Citation: Martin A, Muñoz JM, Braza P, Ruiz-Ortiz R, del Puerto-Golzarri N, Pascual-Sagastizábal E, Azurmendi A and Carreras R (2021) Parental Corporal Punishment and Peer Victimization in Middle Childhood: A Sex-Moderated Mediation Model of Aggression. Front. Psychol. 11:573329. doi: 10.3389/fpsyg.2020.573329
Received: 16 June 2020; Accepted: 23 December 2020;
Published: 26 February 2021.
Edited by:Katharina J. Rohlfing, University of Paderborn, Germany
Reviewed by:Adam J. Zolotor, University of North Carolina at Chapel Hill, United States
Maite Garaigordobil, University of the Basque Country, Spain
Copyright © 2021 Martin, Muñoz, Braza, Ruiz-Ortiz, del Puerto-Golzarri, Pascual-Sagastizábal, Azurmendi and Carreras. This is an open-access article distributed under the terms of the Creative Commons Attribution License (CC BY). The use, distribution or reproduction in other forums is permitted, provided the original author(s) and the copyright owner(s) are credited and that the original publication in this journal is cited, in accordance with accepted academic practice.

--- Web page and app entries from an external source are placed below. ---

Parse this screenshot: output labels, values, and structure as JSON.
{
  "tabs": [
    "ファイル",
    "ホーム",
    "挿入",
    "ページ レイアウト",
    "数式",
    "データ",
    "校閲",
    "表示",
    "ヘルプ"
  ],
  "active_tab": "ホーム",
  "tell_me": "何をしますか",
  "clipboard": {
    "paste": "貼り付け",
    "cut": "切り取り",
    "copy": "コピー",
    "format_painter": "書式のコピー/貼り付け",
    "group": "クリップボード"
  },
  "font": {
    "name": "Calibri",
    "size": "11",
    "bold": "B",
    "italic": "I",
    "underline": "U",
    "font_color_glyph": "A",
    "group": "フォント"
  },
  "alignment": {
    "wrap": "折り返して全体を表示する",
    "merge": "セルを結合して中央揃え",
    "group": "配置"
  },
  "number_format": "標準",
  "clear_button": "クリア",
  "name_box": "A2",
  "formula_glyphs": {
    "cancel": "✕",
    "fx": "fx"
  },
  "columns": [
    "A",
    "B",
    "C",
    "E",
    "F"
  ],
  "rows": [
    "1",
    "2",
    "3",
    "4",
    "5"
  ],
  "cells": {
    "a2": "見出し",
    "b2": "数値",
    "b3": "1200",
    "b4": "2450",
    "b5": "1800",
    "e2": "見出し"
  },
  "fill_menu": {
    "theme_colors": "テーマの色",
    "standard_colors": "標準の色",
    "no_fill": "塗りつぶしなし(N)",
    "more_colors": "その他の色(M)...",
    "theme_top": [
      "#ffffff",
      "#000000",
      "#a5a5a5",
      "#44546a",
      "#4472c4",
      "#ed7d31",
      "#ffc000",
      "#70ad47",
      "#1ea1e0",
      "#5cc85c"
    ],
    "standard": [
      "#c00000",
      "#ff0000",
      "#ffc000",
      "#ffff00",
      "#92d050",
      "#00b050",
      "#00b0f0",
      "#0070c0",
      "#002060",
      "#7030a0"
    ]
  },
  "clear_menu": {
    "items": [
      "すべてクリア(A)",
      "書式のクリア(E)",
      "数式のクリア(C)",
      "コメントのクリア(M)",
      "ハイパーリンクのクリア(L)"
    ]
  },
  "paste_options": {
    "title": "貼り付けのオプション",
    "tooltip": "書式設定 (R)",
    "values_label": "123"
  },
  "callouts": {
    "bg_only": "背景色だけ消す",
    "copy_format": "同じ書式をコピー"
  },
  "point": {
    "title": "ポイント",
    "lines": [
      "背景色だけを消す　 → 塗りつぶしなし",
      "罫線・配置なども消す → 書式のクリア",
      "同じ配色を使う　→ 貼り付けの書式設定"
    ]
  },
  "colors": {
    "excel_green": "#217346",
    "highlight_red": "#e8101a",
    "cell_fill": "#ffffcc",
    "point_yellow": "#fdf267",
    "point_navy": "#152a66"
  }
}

No use, distribution or reproduction is permitted which does not comply with these terms.
*Correspondence: José Manuel Muñoz, firstname.lastname@example.org